Sigmund Freud Biographical Essay
Sigmund Freud Biography
Sigmund Freud was born on May 6, 1856, in Freiberg, Moravia, which is now Pribor, in Czech Republic, the son of Jacob Freud and his third wife Amalia. Sigmund was followed by seven younger brothers and sisters. His family constellation was unusual because Freud's two half-brothers, Emmanuel and Philip, were almost the same age as his mother. Freud was younger than his nephew John, Emmanuel's son. This odd situation may have triggered Freud's interest on family dynamics, leading to his ulterior formulations on the Oedipus Complex.
Freud's father, a Jewish wool merchant of modest means, moved the family to Leipzig, Germany in 1859, and then settled in Vienna, where Freud remained until 1938. When Freud was eight years old, he was reading Shakespeare, and, during his adolescence, the hearing of a lecture about Goethe's essay on nature impressed him very much.
Having considered studying law previously, he decided instead on a career in medical research, beginning his studies at Vienna University in 1873. As a student, Freud began research work on the central nervous system, guided by Ernst von Brock, and qualified as doctor of medicine in 1881. He worked at the Theodor Meynert's Psychiatric Clinic for a year, and later studied with Charcot, at the Salpetriure, in Paris.
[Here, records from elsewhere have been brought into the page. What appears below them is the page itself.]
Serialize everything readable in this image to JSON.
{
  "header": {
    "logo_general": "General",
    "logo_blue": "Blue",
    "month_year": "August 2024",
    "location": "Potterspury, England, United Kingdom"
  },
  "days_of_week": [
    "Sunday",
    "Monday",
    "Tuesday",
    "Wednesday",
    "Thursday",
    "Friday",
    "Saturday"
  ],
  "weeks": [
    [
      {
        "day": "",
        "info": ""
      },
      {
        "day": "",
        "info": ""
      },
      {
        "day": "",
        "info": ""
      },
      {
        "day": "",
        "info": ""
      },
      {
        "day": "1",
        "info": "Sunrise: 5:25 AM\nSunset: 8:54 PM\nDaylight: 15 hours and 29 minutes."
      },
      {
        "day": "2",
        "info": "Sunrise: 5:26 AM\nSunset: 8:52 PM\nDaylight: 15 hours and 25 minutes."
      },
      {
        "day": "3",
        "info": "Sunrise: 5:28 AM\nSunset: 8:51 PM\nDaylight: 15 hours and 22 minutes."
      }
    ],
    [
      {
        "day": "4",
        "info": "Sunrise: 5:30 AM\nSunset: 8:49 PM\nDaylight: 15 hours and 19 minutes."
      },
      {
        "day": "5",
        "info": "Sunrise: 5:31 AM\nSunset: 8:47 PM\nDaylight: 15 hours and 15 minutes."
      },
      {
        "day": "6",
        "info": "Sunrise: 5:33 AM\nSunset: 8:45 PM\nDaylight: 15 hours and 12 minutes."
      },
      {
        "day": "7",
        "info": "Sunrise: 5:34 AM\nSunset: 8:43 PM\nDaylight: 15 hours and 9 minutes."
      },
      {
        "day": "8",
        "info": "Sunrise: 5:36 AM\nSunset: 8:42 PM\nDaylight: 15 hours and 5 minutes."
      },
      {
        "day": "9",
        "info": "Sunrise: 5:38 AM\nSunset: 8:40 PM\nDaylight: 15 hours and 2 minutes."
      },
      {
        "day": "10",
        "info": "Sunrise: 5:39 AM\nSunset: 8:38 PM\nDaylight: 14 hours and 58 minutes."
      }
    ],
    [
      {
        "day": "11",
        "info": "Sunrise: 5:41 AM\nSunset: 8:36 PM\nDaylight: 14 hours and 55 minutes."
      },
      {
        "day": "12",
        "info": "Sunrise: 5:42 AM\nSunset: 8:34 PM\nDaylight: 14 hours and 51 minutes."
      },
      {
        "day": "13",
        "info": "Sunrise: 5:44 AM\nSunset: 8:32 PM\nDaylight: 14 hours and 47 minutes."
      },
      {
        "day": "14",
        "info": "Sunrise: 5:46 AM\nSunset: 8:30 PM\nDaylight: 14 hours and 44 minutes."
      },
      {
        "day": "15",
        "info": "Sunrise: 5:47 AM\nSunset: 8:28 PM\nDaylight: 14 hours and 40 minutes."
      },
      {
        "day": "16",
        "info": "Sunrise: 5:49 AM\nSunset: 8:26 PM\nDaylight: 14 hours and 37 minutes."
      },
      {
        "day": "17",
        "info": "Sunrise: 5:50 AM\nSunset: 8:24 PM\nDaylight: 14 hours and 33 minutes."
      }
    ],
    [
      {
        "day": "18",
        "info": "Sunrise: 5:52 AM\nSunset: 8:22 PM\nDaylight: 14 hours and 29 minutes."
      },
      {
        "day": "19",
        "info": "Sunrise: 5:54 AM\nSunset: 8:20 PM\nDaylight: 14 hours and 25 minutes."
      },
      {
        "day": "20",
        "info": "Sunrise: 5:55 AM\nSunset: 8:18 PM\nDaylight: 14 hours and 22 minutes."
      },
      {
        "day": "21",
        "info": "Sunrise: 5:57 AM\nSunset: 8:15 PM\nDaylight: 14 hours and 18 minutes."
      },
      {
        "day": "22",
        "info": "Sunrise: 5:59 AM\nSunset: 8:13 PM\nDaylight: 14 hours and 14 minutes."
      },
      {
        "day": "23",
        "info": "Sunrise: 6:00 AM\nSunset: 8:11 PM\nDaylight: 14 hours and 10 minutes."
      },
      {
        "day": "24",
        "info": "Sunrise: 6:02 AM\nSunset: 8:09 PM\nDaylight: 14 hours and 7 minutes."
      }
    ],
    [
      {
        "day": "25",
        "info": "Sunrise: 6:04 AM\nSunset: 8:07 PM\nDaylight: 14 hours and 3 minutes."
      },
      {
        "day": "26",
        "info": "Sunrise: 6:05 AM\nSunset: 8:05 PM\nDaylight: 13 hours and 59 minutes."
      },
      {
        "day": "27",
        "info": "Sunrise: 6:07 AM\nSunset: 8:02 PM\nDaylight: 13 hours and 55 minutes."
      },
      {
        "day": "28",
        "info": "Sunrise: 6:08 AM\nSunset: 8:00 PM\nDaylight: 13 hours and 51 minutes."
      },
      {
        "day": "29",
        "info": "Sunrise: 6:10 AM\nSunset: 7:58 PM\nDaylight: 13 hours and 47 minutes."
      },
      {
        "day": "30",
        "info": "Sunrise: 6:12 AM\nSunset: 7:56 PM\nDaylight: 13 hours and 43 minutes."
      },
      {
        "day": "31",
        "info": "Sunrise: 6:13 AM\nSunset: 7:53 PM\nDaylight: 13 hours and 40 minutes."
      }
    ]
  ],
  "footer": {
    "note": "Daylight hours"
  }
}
From 1884 to 1887 Freud published several articles on cocaine. He married Martha Bernays in 1886. The couple had six children (Mathilde, 1887; Jean-Martin, 1889; Olivier, 1891; Ernst, 1892; Sophie, 1893; Anna, 1895). He established a private practice, specializing in nervous disorders. His interest in hysteria was stimulated by Breuer's and Charcot's use of hypnotherapy. Freud moved to a flat in Berggasse, which turned into The Freud Museum Vienna eighty years later, in 1971.
Freud and Breuer published their findings in Studies on Hysteria in 1895; in the same year, Freud was able to analyze, for the first time, one of his own dreams, frequently known as "The Dream of Irma's Injection". He also wrote 100 pages of draft manuscript that were published only after his death, under the name of Project for a Scientific Psychology in 1950.
From 1895-1900, Freud developed many of the concepts that were later included in the theory and practice of psychoanalysis. The term 'psychoanalysis' (free association) was named by Freud in 1896. After breaking with Breuer and reacting to a crisis, due to his father's death, Freud started his self-analysis in 1897, exploring his...